“The thing is, the more you kind of swing at it, the more chances you’ve got to hit,” he said. “And I think last year we had a solid draft. We got some guys that came in and helped us win a division. We’re going to keep adding to [the roster]. And the more picks I can get, the more younger [and] healthier guys [I can get], I’m going that route.”
Last year the team and McCloughan had a widely successful 2015 draft. The irony is that they made a few draft-day trades, wheeling and dealing, to get to 10 picks from the seven they had before the draft began.
McCloughan understands that the nucleus and foundation of this young team is in place but to build depth and competition, another strong draft is imperative.
“I preach and preach and preach and I’ll never change,” he said. “You build through the draft. You identify your own who can play, but not just from a talent standpoint; but from a personality standpoint, character standpoint, a passion standpoint, a competitive standpoint where you know, ‘This guy fits what we’re looking for. We can build on these guys.’ And they teach younger guys how to do it.”
There are Redskins fans out there that have not ever seen the process done this way before. In the past, the Redskins were an organization that has made the draft more a big part of their marketing plans; from parading draft picks around FedEx Field to an all-out fan Draft Day party.
The team’s new approach however, is one that the great teams use year-in and year-out. That is, to grow the roster with its own talent… talent that it drafted and it developed.

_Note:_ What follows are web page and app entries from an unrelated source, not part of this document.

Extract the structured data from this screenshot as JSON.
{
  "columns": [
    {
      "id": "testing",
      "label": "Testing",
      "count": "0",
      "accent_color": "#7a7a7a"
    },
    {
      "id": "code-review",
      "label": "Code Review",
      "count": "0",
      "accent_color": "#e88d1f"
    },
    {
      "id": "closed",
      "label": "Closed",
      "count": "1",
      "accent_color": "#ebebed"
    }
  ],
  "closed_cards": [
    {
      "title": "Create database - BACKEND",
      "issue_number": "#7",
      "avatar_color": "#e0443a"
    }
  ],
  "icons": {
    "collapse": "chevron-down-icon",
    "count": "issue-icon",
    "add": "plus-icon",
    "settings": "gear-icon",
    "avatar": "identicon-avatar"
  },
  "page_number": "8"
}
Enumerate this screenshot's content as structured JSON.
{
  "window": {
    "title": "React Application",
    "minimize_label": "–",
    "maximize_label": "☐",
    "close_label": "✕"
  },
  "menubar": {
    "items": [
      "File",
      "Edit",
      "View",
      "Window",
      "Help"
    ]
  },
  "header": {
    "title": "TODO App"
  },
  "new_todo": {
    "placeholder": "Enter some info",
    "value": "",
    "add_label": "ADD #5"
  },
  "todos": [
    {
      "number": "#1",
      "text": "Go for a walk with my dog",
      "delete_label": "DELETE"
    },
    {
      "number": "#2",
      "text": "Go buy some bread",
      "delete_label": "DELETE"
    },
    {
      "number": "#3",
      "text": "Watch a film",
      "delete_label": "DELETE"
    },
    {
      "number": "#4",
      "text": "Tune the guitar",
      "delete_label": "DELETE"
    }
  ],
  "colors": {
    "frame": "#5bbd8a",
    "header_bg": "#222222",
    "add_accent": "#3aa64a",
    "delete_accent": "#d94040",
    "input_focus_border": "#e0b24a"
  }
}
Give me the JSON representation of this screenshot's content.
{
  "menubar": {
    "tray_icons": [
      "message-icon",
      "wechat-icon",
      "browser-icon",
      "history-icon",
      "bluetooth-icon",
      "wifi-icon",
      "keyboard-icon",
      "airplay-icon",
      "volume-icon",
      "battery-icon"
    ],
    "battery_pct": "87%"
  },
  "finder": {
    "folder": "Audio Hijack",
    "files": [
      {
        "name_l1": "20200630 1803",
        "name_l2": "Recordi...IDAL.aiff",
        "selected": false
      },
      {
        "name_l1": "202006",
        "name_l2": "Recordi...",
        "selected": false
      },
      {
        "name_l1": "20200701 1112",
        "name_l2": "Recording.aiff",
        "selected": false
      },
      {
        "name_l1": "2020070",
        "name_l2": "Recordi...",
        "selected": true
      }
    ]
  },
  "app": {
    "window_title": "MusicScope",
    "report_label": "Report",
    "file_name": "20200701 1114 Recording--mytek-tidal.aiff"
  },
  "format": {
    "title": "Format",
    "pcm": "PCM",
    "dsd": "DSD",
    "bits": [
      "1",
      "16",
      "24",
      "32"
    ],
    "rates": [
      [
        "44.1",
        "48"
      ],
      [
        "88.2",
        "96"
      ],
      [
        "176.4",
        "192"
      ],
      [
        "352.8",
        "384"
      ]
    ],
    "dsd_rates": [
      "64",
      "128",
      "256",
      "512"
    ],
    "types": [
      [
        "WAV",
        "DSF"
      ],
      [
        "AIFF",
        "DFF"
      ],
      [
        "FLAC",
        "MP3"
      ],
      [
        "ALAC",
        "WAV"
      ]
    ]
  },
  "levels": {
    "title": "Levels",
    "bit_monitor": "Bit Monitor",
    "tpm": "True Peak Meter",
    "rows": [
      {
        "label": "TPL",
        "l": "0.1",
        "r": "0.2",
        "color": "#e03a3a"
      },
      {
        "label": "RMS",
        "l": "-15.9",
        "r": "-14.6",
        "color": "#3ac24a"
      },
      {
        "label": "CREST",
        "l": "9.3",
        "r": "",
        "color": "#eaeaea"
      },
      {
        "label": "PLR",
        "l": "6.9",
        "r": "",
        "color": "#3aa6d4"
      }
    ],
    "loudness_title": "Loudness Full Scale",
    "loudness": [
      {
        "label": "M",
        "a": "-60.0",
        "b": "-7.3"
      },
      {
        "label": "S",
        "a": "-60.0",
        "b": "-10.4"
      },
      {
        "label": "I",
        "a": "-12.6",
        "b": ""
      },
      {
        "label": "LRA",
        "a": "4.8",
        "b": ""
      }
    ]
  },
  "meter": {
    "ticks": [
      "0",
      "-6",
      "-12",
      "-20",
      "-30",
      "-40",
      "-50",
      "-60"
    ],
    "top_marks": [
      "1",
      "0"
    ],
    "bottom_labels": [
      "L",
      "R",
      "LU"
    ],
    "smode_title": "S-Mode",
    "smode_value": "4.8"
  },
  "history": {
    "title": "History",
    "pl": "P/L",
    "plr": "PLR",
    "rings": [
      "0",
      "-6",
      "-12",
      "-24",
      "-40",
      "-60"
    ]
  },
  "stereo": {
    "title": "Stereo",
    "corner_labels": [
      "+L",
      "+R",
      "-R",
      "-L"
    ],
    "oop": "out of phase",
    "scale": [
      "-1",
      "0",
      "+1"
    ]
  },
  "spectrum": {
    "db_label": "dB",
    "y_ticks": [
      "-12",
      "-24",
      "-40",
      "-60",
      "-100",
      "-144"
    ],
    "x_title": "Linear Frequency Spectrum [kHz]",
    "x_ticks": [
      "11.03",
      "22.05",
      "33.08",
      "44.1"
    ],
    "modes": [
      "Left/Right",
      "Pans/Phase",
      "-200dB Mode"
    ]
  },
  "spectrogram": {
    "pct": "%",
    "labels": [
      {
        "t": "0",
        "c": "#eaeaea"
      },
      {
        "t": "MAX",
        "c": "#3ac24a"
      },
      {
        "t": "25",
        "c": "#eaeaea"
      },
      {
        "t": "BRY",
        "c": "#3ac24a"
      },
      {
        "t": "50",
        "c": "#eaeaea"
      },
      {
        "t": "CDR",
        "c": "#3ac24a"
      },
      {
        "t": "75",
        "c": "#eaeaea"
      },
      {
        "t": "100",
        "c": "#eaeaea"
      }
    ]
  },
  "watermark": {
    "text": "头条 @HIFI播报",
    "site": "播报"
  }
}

Trading down may be the correct approach in 2016 in order to add even more new talent that can, at the very least, contribute and possibly even start. The Redskins still have a few holes that need to be addressed.

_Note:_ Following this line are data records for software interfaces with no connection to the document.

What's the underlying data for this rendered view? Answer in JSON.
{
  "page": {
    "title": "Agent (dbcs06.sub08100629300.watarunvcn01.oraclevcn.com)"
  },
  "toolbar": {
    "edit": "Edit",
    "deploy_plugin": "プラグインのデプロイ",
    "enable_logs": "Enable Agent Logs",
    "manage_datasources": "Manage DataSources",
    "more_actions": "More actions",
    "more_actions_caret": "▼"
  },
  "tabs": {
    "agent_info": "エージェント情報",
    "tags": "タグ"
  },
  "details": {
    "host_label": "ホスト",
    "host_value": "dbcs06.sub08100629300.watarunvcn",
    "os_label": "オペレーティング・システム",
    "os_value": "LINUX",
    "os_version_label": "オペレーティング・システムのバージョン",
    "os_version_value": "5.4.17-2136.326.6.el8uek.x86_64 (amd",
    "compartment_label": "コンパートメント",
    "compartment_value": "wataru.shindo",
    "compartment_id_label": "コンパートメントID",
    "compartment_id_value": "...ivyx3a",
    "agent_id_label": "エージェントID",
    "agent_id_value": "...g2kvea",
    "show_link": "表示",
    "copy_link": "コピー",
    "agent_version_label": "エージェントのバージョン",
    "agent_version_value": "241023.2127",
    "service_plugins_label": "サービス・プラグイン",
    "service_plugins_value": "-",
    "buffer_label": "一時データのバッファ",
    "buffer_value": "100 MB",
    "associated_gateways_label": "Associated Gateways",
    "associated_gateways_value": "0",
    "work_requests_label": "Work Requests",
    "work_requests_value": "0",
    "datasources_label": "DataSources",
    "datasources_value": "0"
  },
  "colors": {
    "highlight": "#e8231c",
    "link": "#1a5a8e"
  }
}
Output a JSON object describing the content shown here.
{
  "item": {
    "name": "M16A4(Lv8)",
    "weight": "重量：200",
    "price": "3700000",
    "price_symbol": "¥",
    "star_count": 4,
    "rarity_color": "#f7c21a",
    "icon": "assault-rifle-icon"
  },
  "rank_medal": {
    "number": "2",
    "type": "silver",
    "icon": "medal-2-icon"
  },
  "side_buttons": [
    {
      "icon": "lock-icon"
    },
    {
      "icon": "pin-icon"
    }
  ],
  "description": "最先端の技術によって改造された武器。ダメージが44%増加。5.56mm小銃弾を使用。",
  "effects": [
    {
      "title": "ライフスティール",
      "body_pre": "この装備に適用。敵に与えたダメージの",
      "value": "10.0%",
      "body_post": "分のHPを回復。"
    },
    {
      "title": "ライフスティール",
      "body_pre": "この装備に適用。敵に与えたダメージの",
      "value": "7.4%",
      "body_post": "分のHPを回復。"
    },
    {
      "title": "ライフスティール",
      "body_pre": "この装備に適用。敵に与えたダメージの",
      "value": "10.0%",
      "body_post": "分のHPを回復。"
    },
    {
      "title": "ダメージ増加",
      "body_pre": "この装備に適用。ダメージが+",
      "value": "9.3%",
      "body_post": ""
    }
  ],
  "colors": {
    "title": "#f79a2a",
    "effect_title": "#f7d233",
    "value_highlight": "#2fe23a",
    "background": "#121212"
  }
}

When looking for players to better the team, McCloughan has gone after those with whom he is familiar and who have won in previous organizations. Adding this type of player is crucial in that they help mold the younger players as they develop in the organization.
The GM stated the importance of having both winning veterans and young developing talent on the roster. Players such as safety Dashon Goldson, Chris Culliver and Terrance Knighton were brought in last year as guys who have played on Super Bowl teams. Both Goldson and Knighton have since been released but may be resigned by the team.

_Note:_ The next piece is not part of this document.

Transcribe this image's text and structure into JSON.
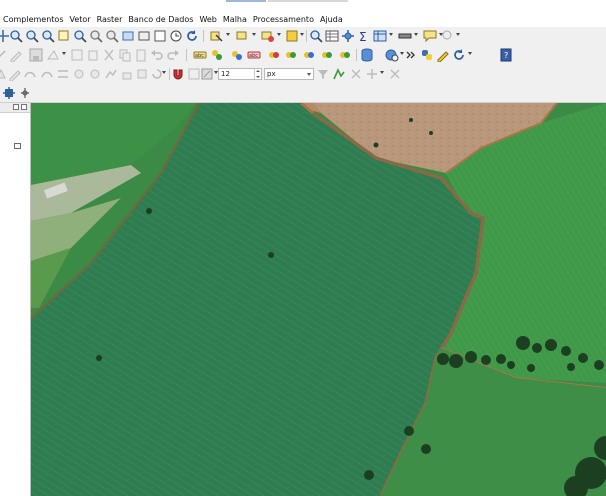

“Like I did last year, and I’m going to keep trying to do,” McCloughan said, “Especially in free agency — is bring guys from organizations that have won in defenses that have been very strong, very powerful… and offense, too. But it’s just bringing guys in that have seen it. They know what it looks like. They know how to practice, they know how to take notes [and] they know how to lift weights – they understand, ‘This is what we have to do to be successful.’ You mold them. You draft them; you bring them into your building.
“You know, the first experience in the NFL is with the Washington Redskins,” he went on. “I think that’s important because the coaches know them. They know how they learn, they know how to put them in a situation to be successful or not successful… they know how to make them become better football players.”
In listening to McCloughan speak it sounds like the team will look heavily into trading down and acquiring more picks.
Unless there is a sure-fire talent that is high on the Redskins’ draft board sitting at 21, it would not be a surprise to indeed see their first selection come at a much later position so that they can further develop the roster.